Tuesday, March 30, 2010

I am curious, nosey, and interested in my surroundings. I have a hard time controlling it. Maybe you have that condition, too?

A man walks into a gated cafe area where I am sitting with a friend. Our food has just come. Lots of people are outside eating and enjoying the sun. I watch him walk through the unlocked gate and immediately notice that his face is severely scarred.

He sees me and makes a bee-line for our table. I see that everyone else is engaged in eating or talking. They do not see him or anyone else not in their line of vision.

I take him in: clean simple clothes, a folded newspaper and an empty Styrofoam cup are clutched behind his back. His hair is clean, but not quite right. Is he crazy or sane? Homeless or wealthy? I can't tell immediately. The cup is clean.

He walks directly up to my place and points at my sandwich. He asks how the food is. Okay. He responds that I chose well and almost touches my sandwich as he pointed at it. My thoughts were: can't I just eat this in peace? is he okay? am I safe?

I am aware that I look him in the eyes - a place where there is no scarring, a place to test his response. His doesn't look alcoholic or drug addled; he doesn't look wild-eyed.

He left and walked in the back door of the restaurant as if he did this every day.
I thought: why me? why do I always attract the crazies? How is it that he decided to talk to me?

Then I felt ashamed. His scars were scary looking. What if people ignored him or worse? What if this were me?

As an after thought, I wished I would have offered him the sandwich. But then, I realized that he never asked for it. Perhaps his dignity was left intact with that quick, simple interaction before I could do any harm.
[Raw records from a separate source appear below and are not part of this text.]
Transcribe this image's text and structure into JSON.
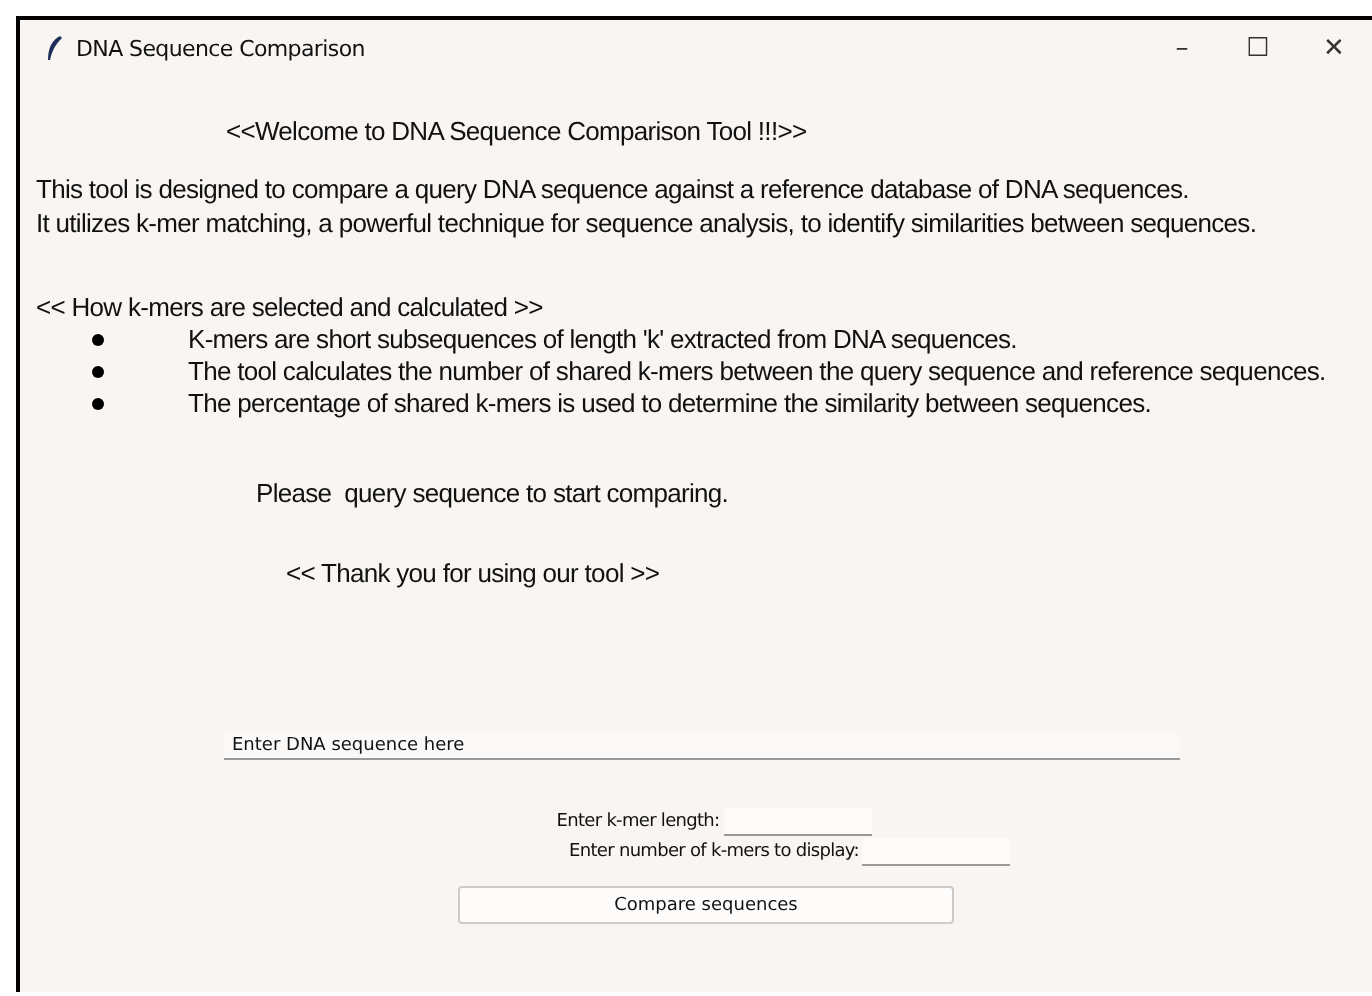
{
  "window": {
    "title": "DNA Sequence Comparison",
    "controls": [
      "–",
      "☐",
      "✕"
    ]
  },
  "welcome": "<<Welcome to DNA Sequence Comparison Tool !!!>>",
  "intro": [
    "This tool is designed to compare a query DNA sequence against a reference database of DNA sequences.",
    "It utilizes k-mer matching, a powerful technique for sequence analysis, to identify similarities between sequences."
  ],
  "kmers": {
    "heading": "<< How k-mers are selected and calculated >>",
    "bullets": [
      "K-mers are short subsequences of length 'k' extracted from DNA sequences.",
      "The tool calculates the number of shared k-mers between the query sequence and reference sequences.",
      "The percentage of shared k-mers is used to determine the similarity between sequences."
    ]
  },
  "prompt": "Please  query sequence to start comparing.",
  "thanks": "<< Thank you for using our tool >>",
  "sequence_field": {
    "value": "Enter DNA sequence here"
  },
  "kmer_length": {
    "label": "Enter k-mer length:"
  },
  "kmer_count": {
    "label": "Enter number of k-mers to display:"
  },
  "compare_button": "Compare sequences"
}
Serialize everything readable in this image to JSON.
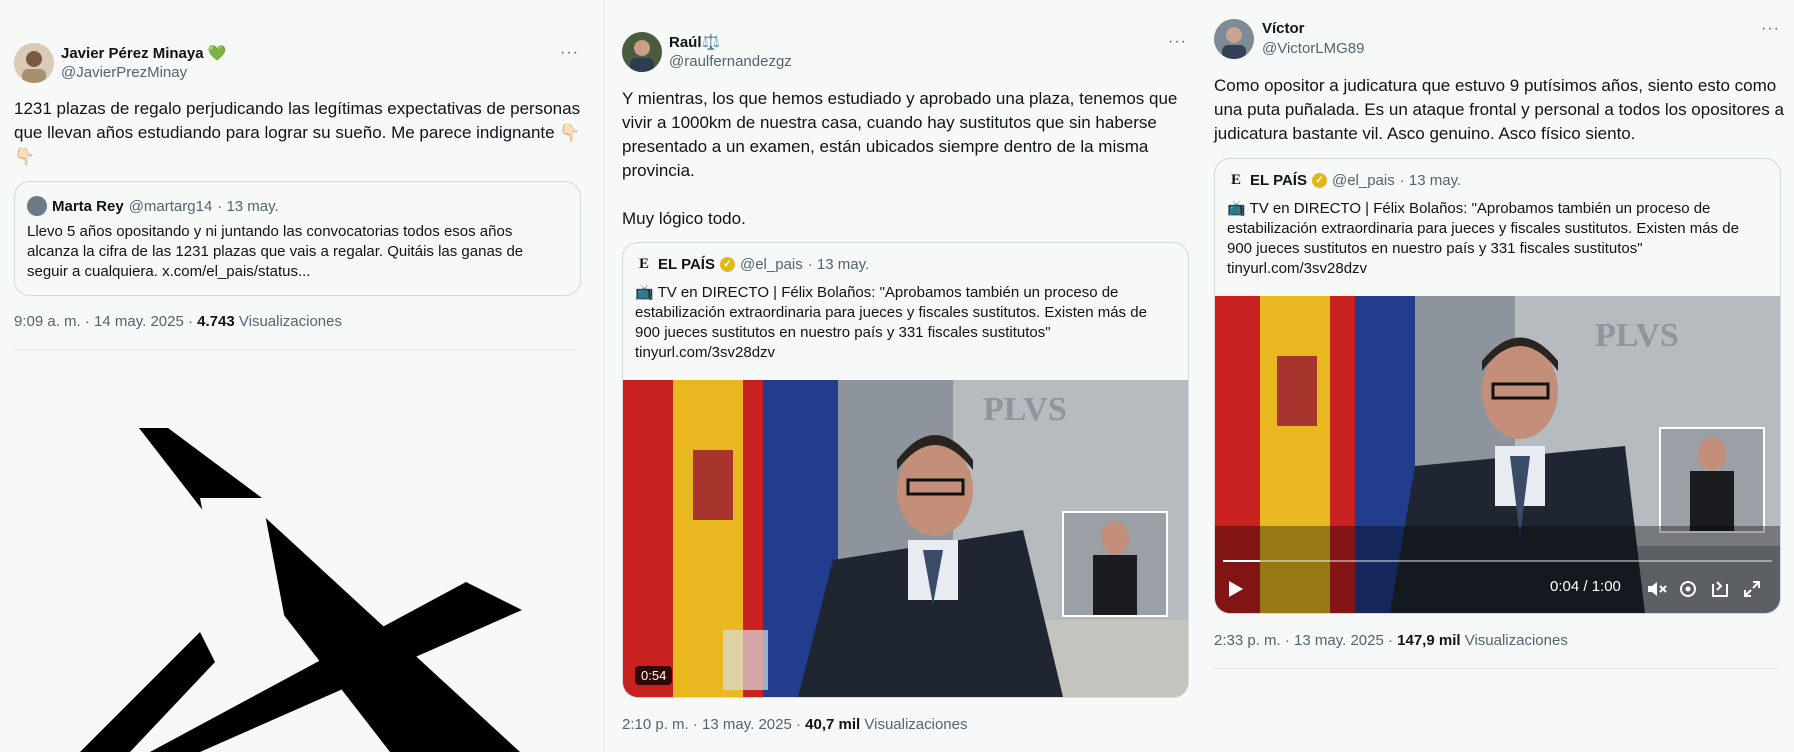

Maybe, I was presented with another teacher on my path that I didn't recognize in the moment.

Monday, March 22, 2010

Daylight Savings Time and the Happy Accident

Sometimes there are happy accidents. Last week was one of those times.

My partner and I took a vacation last week - the first real vacation in years that didn't center around a family activity. This was a chance to move outside of the usual circles in life. There was no agenda except to enjoy the coast and head south.

It seemed that grey weather followed us. No sunburns. No glare from the sun either while driving. Spring was still barely emerging from a very hard winter.

This year, spring forward happened over our vacation weekend. Our elected officials seem bent on using Daylight Savings Time throughout more and more of the year. It seems so early to go to DST in mid-March! We had a very gentle adjustment as we slept in to accomodate to the time change.

Our little grandson seems to have more difficulty. I kept thinking: wait until he starts school. Memories of children acting a little grouchier and groggier during those bi-annual time shifts remain clear in my mind.

An aunt and uncle, long gone now, used to ignore the time change. They lived their lives on their farm firmly planted in the rising and setting of the sun. Sure, they worked around others' lives and schedules knowing about Daylight Savings Time. However, they were always home for their usual mealtime and bedtime.

Having worked at the National Institutes of Mental Health in 1979 in a research department called Brain Evolution and Behavior, I learned of the importance of circadium rhythms, sleep patterns, and other subtle biochemical patterns that interplay with our environment. I have often wondered what Daylight Savings Time means for people with sensitive responses to change?

The director of the agency never adopted Daylight Savings Time patterns and came in at 7:30 a.m. in the winter and 8:30 a.m. in the summer. His staff did not have the same option. I often wondered why. Maybe our rural family was on to something.

With our vacation accidentally centered around the time change, we got to adjust our sleep patterns a little more gently this week. My hope is that everyone gets the opportunity to adjust to this artificial construct and give themselves a wide berth for more naps and snuggling. What an opportunity for compassionate care for yourself and others.